Oil prices jumped nearly $6 to above $141 a barrel Thursday amid threats to production in Nigeria and Brazil and as additional missile tests by Iran escalated tensions with the West.
Further support came from the weak dollar, which fell on renewed credit worries after capital concerns dragged down shares in major mortgage finance sources Fannie Mae and Freddie Mac.
U.S. crude settled up $5.60 at $141.65 a barrel, off a session high of $142.10 a barrel. London Brent crudesettled $5.45 higher at $142.03 a barrel.
The Movement for the Emancipation of the Niger Delta, the main militant group in Nigeria's oil-producing Niger Delta, said it was abandoning a cease-fire to protest a British offer to help tackle lawlessness in the region, raising concern of further disruptions to the OPEC nation's exporters.
"The cease-fire in Nigeria is ending on the 12th, and that's creating some jitters as far as supply is concerned,'' said Rob Kurzatkowski, futures analyst with optionsXpress.
Rebel attacks on oil infrastructure in Nigeria, the world's No. 8 exporter, have helped push crude prices to record highs over $145 this month, adding to a 40 percent rise in prices this year.
Concerns that tensions between Iran, another OPEC member, and the West over Tehran's nuclear program could lead to an oil supply disruption have added to bullish sentiment.
Iran tested more missiles in the Gulf on Thursday, state media said, and the United States reminded Tehran that it was ready to defend its allies.
But a U.S. official said there was no information of a rumored third Iran missile test late Thursday. There was no mention of a third test on Iranian satellite channels Press TV or Al Alam on their broadcast Thursday evening.
Workers at Brazil's Petrobras threatened to launch a five-day strike for next week that would affect all 42 Campos basin offshore platforms, which account for more than 80 percent of Brazil's oil output of around 1.8 million barrels per day.
Further support came as the dollar slipped against other currencies. Investors have flocked to oil and other commodities this year as a hedge against rising inflation and the weak greenback.
High fuel costs have battered consumer economies this year, driving down demand and causing global fuel protests, after surging growth in demand from emerging economies like China sparked a 6-year rally in oil prices.

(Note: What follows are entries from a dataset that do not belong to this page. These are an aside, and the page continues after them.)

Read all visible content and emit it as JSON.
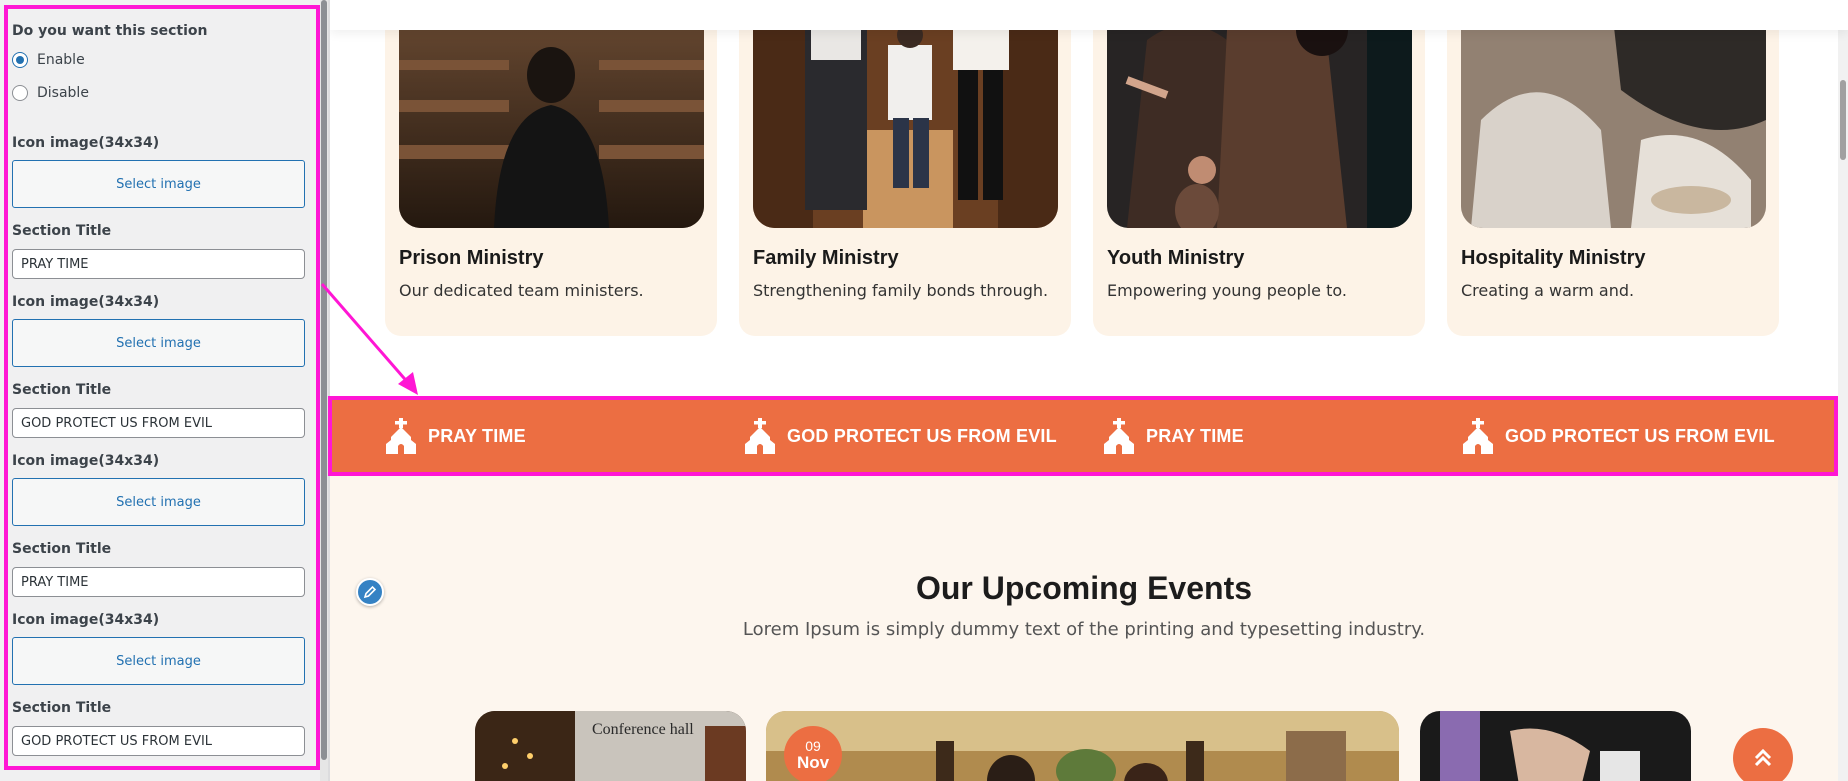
{
  "sidebar": {
    "toggle_label": "Do you want this section",
    "enable_label": "Enable",
    "disable_label": "Disable",
    "selected": "Enable",
    "fields": [
      {
        "icon_label": "Icon image(34x34)",
        "select_label": "Select image",
        "title_label": "Section Title",
        "title_value": "PRAY TIME"
      },
      {
        "icon_label": "Icon image(34x34)",
        "select_label": "Select image",
        "title_label": "Section Title",
        "title_value": "GOD PROTECT US FROM EVIL"
      },
      {
        "icon_label": "Icon image(34x34)",
        "select_label": "Select image",
        "title_label": "Section Title",
        "title_value": "PRAY TIME"
      },
      {
        "icon_label": "Icon image(34x34)",
        "select_label": "Select image",
        "title_label": "Section Title",
        "title_value": "GOD PROTECT US FROM EVIL"
      }
    ]
  },
  "ministries": [
    {
      "title": "Prison Ministry",
      "desc": "Our dedicated team ministers."
    },
    {
      "title": "Family Ministry",
      "desc": "Strengthening family bonds through."
    },
    {
      "title": "Youth Ministry",
      "desc": "Empowering young people to."
    },
    {
      "title": "Hospitality Ministry",
      "desc": "Creating a warm and."
    }
  ],
  "band": {
    "items": [
      "PRAY TIME",
      "GOD PROTECT US FROM EVIL",
      "PRAY TIME",
      "GOD PROTECT US FROM EVIL"
    ],
    "background": "#ec6e42",
    "icon": "church-icon"
  },
  "events": {
    "title": "Our Upcoming Events",
    "subtitle": "Lorem Ipsum is simply dummy text of the printing and typesetting industry.",
    "card_sign": "Conference hall",
    "badge_day": "09",
    "badge_month": "Nov"
  },
  "colors": {
    "accent": "#ec6e42",
    "highlight": "#ff16d4",
    "wp_blue": "#2271b1",
    "card_bg": "#fdf3e7"
  }
}
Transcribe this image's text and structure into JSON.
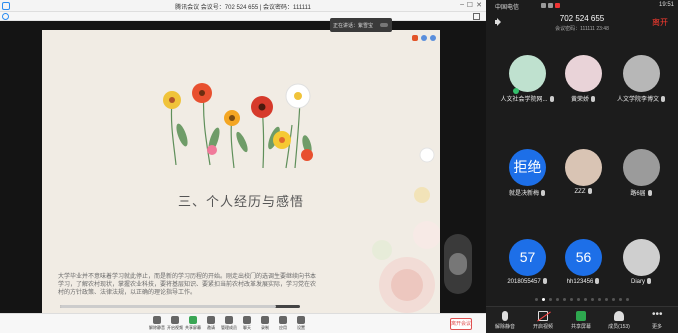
{
  "desktop": {
    "window_title": "腾讯会议 会议号：702 524 655 | 会议密码：111111",
    "speaker_label": "正在讲话：紫雪宝",
    "slide": {
      "title": "三、个人经历与感悟",
      "body": "大学毕业并不意味着学习就此停止，而是新的学习历程的开始。刚走出校门的选调生要继续向书本学习，了解农村现状，掌握农业科技，要将基层知识、要紧扣当前农村改革发展实际，学习党在农村的方针政策、法律法规，以正确的理论指导工作。"
    },
    "toolbar": {
      "items": [
        {
          "label": "解除静音"
        },
        {
          "label": "开启视频"
        },
        {
          "label": "共享屏幕"
        },
        {
          "label": "邀请"
        },
        {
          "label": "管理成员"
        },
        {
          "label": "聊天"
        },
        {
          "label": "录制"
        },
        {
          "label": "应用"
        },
        {
          "label": "设置"
        }
      ],
      "end_label": "离开会议"
    },
    "share_progress": 0.9
  },
  "phone": {
    "carrier": "中国电信",
    "time": "19:51",
    "meeting_number": "702 524 655",
    "meeting_meta": "会议密码：111111  23:48",
    "leave_label": "离开",
    "participants": [
      {
        "name": "人文社会学院网...",
        "avatar": "photo",
        "color": "#bfe1cf"
      },
      {
        "name": "黄荣娇",
        "avatar": "photo",
        "color": "#e9d3d8"
      },
      {
        "name": "人文学院李博文",
        "avatar": "photo",
        "color": "#b7b7b7"
      },
      {
        "name": "就是决新梅",
        "avatar": "text",
        "text": "拒绝"
      },
      {
        "name": "ZZZ",
        "avatar": "photo",
        "color": "#d9c4b4"
      },
      {
        "name": "路6届",
        "avatar": "photo",
        "color": "#9b9b9b"
      },
      {
        "name": "2018055457",
        "avatar": "text",
        "text": "57"
      },
      {
        "name": "hh123456",
        "avatar": "text",
        "text": "56"
      },
      {
        "name": "Diary",
        "avatar": "photo",
        "color": "#cfcfcf"
      }
    ],
    "page_dots": 14,
    "active_dot": 1,
    "bottom_bar": [
      {
        "label": "解除静音",
        "icon": "mic-icon"
      },
      {
        "label": "开启视频",
        "icon": "camera-off-icon"
      },
      {
        "label": "共享屏幕",
        "icon": "share-screen-icon"
      },
      {
        "label": "成员(153)",
        "icon": "members-icon"
      },
      {
        "label": "更多",
        "icon": "more-icon"
      }
    ]
  }
}
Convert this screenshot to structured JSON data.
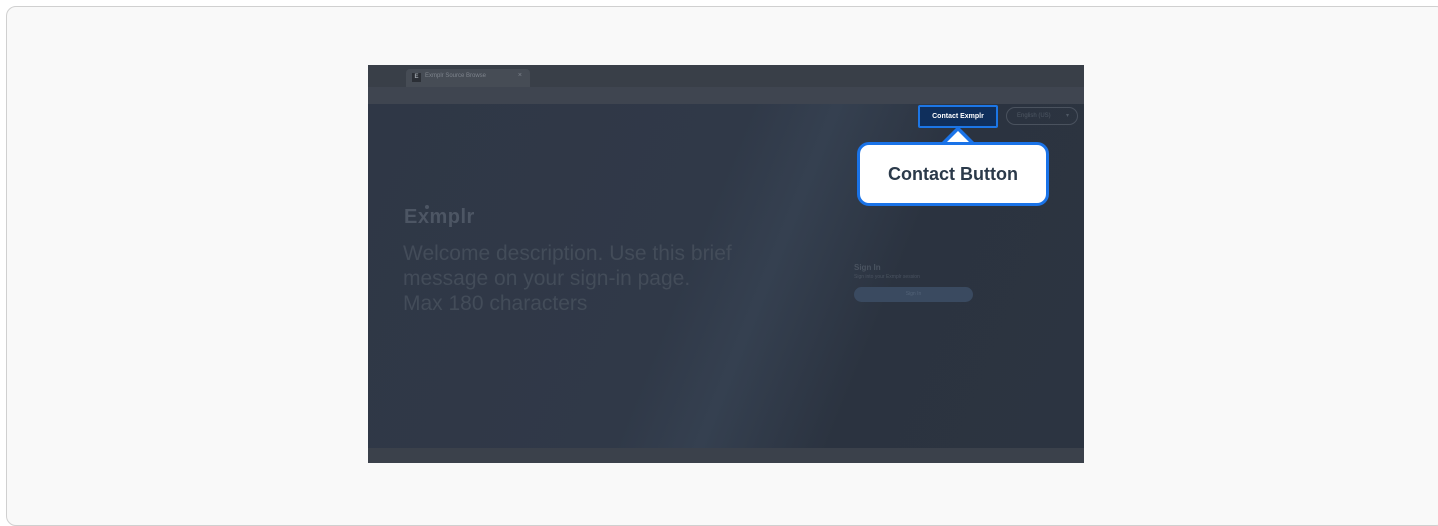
{
  "browser": {
    "tab_title": "Exmplr Source Browse",
    "tab_favicon": "E",
    "tab_close": "×"
  },
  "header": {
    "contact_label": "Contact Exmplr",
    "language_label": "English (US)",
    "language_chevron": "▾"
  },
  "hero": {
    "brand": "Exmplr",
    "welcome": "Welcome description. Use this brief message on your sign-in page. Max 180 characters"
  },
  "signin": {
    "title": "Sign In",
    "subtitle": "Sign into your Exmplr session",
    "button_label": "Sign In"
  },
  "callout": {
    "label": "Contact Button"
  },
  "colors": {
    "accent": "#1a73e8",
    "contact_bg": "#0f2f5c",
    "page_bg": "#2e3644"
  }
}
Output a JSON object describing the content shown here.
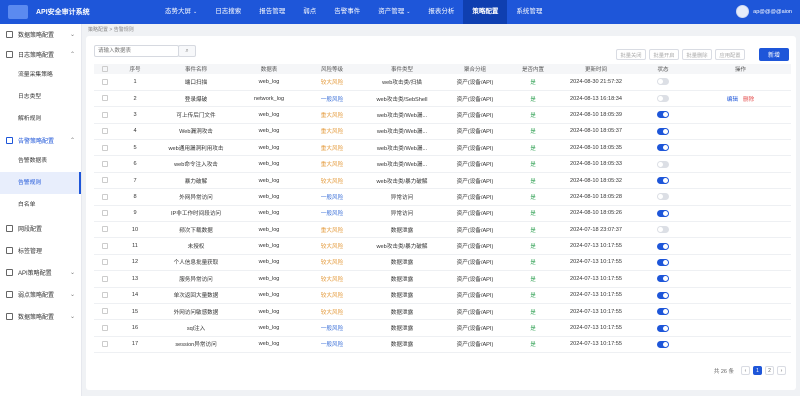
{
  "app": {
    "brand": "API安全审计系统",
    "user": "ap@@@@aion"
  },
  "nav": [
    {
      "label": "态势大屏",
      "caret": "⌄",
      "active": false
    },
    {
      "label": "日志搜索",
      "caret": "",
      "active": false
    },
    {
      "label": "报告管理",
      "caret": "",
      "active": false
    },
    {
      "label": "弱点",
      "caret": "",
      "active": false
    },
    {
      "label": "告警事件",
      "caret": "",
      "active": false
    },
    {
      "label": "资产管理",
      "caret": "⌄",
      "active": false
    },
    {
      "label": "报表分析",
      "caret": "",
      "active": false
    },
    {
      "label": "策略配置",
      "caret": "",
      "active": true
    },
    {
      "label": "系统管理",
      "caret": "",
      "active": false
    }
  ],
  "sidebar": {
    "g1": "数据策略配置",
    "g2": "日志策略配置",
    "g2_items": [
      "流量采集策略",
      "日志类型",
      "解析规则"
    ],
    "g3": "告警策略配置",
    "g3_items": [
      "告警数据表",
      "告警规则",
      "白名单"
    ],
    "g4": "网段配置",
    "g5": "标签管理",
    "g6": "API策略配置",
    "g7": "弱点策略配置",
    "g8": "数据策略配置"
  },
  "breadcrumb": "策略配置  >  告警规则",
  "toolbar": {
    "search_placeholder": "请输入数据表",
    "search_icon": "⌕",
    "batch_close": "批量关闭",
    "batch_open": "批量开启",
    "batch_delete": "批量删除",
    "apply": "应用配置",
    "add": "新增"
  },
  "table": {
    "headers": [
      "序号",
      "事件名称",
      "数据表",
      "风险等级",
      "事件类型",
      "聚合分组",
      "是否内置",
      "更新时间",
      "状态",
      "操作"
    ],
    "rows": [
      {
        "no": "1",
        "name": "端口扫描",
        "table": "web_log",
        "risk": "较大风险",
        "level": "high",
        "type": "web攻击类/扫描",
        "group": "资产(设备/API)",
        "builtin": "是",
        "time": "2024-08-30 21:57:32",
        "on": false,
        "edit": "",
        "del": ""
      },
      {
        "no": "2",
        "name": "登录爆破",
        "table": "network_log",
        "risk": "一般风险",
        "level": "low",
        "type": "web攻击类/SebShell",
        "group": "资产(设备/API)",
        "builtin": "是",
        "time": "2024-08-13 16:18:34",
        "on": false,
        "edit": "编辑",
        "del": "删除"
      },
      {
        "no": "3",
        "name": "可上传后门文件",
        "table": "web_log",
        "risk": "重大风险",
        "level": "high",
        "type": "web攻击类/Web漏...",
        "group": "资产(设备/API)",
        "builtin": "是",
        "time": "2024-08-10 18:05:39",
        "on": true,
        "edit": "",
        "del": ""
      },
      {
        "no": "4",
        "name": "Web漏洞攻击",
        "table": "web_log",
        "risk": "重大风险",
        "level": "high",
        "type": "web攻击类/Web漏...",
        "group": "资产(设备/API)",
        "builtin": "是",
        "time": "2024-08-10 18:05:37",
        "on": true,
        "edit": "",
        "del": ""
      },
      {
        "no": "5",
        "name": "web通用漏洞利用攻击",
        "table": "web_log",
        "risk": "重大风险",
        "level": "high",
        "type": "web攻击类/Web漏...",
        "group": "资产(设备/API)",
        "builtin": "是",
        "time": "2024-08-10 18:05:35",
        "on": true,
        "edit": "",
        "del": ""
      },
      {
        "no": "6",
        "name": "web命令注入攻击",
        "table": "web_log",
        "risk": "重大风险",
        "level": "high",
        "type": "web攻击类/Web漏...",
        "group": "资产(设备/API)",
        "builtin": "是",
        "time": "2024-08-10 18:05:33",
        "on": false,
        "edit": "",
        "del": ""
      },
      {
        "no": "7",
        "name": "暴力破解",
        "table": "web_log",
        "risk": "较大风险",
        "level": "high",
        "type": "web攻击类/暴力破解",
        "group": "资产(设备/API)",
        "builtin": "是",
        "time": "2024-08-10 18:05:32",
        "on": true,
        "edit": "",
        "del": ""
      },
      {
        "no": "8",
        "name": "外网异常访问",
        "table": "web_log",
        "risk": "一般风险",
        "level": "low",
        "type": "异常访问",
        "group": "资产(设备/API)",
        "builtin": "是",
        "time": "2024-08-10 18:05:28",
        "on": false,
        "edit": "",
        "del": ""
      },
      {
        "no": "9",
        "name": "IP非工作时间段访问",
        "table": "web_log",
        "risk": "一般风险",
        "level": "low",
        "type": "异常访问",
        "group": "资产(设备/API)",
        "builtin": "是",
        "time": "2024-08-10 18:05:26",
        "on": true,
        "edit": "",
        "del": ""
      },
      {
        "no": "10",
        "name": "频次下载数据",
        "table": "web_log",
        "risk": "重大风险",
        "level": "high",
        "type": "数据泄露",
        "group": "资产(设备/API)",
        "builtin": "是",
        "time": "2024-07-18 23:07:37",
        "on": false,
        "edit": "",
        "del": ""
      },
      {
        "no": "11",
        "name": "未授权",
        "table": "web_log",
        "risk": "较大风险",
        "level": "high",
        "type": "web攻击类/暴力破解",
        "group": "资产(设备/API)",
        "builtin": "是",
        "time": "2024-07-13 10:17:55",
        "on": true,
        "edit": "",
        "del": ""
      },
      {
        "no": "12",
        "name": "个人信息批量获取",
        "table": "web_log",
        "risk": "较大风险",
        "level": "high",
        "type": "数据泄露",
        "group": "资产(设备/API)",
        "builtin": "是",
        "time": "2024-07-13 10:17:55",
        "on": true,
        "edit": "",
        "del": ""
      },
      {
        "no": "13",
        "name": "服务异常访问",
        "table": "web_log",
        "risk": "较大风险",
        "level": "high",
        "type": "数据泄露",
        "group": "资产(设备/API)",
        "builtin": "是",
        "time": "2024-07-13 10:17:55",
        "on": true,
        "edit": "",
        "del": ""
      },
      {
        "no": "14",
        "name": "单次返回大量数据",
        "table": "web_log",
        "risk": "较大风险",
        "level": "high",
        "type": "数据泄露",
        "group": "资产(设备/API)",
        "builtin": "是",
        "time": "2024-07-13 10:17:55",
        "on": true,
        "edit": "",
        "del": ""
      },
      {
        "no": "15",
        "name": "外网访问敏感数据",
        "table": "web_log",
        "risk": "较大风险",
        "level": "high",
        "type": "数据泄露",
        "group": "资产(设备/API)",
        "builtin": "是",
        "time": "2024-07-13 10:17:55",
        "on": true,
        "edit": "",
        "del": ""
      },
      {
        "no": "16",
        "name": "sql注入",
        "table": "web_log",
        "risk": "一般风险",
        "level": "low",
        "type": "数据泄露",
        "group": "资产(设备/API)",
        "builtin": "是",
        "time": "2024-07-13 10:17:55",
        "on": true,
        "edit": "",
        "del": ""
      },
      {
        "no": "17",
        "name": "session异常访问",
        "table": "web_log",
        "risk": "一般风险",
        "level": "low",
        "type": "数据泄露",
        "group": "资产(设备/API)",
        "builtin": "是",
        "time": "2024-07-13 10:17:55",
        "on": true,
        "edit": "",
        "del": ""
      }
    ]
  },
  "pager": {
    "total": "共 26 条",
    "prev": "‹",
    "pages": [
      "1",
      "2"
    ],
    "next": "›"
  }
}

The International Energy Agency on Thursday forecast pressure on oil markets could ease next year as demand growth slows, cutting the need for crude from the Organization of Petroleum Exporting Countries.
"We do see the potential for a build in spare capacity in 2009. That should help to improve the situation," Lawrence Eagles of the IEA said, adding a pledge from OPEC kingpin Saudi Arabia to increase output this year could help provide more of a cushion for the market.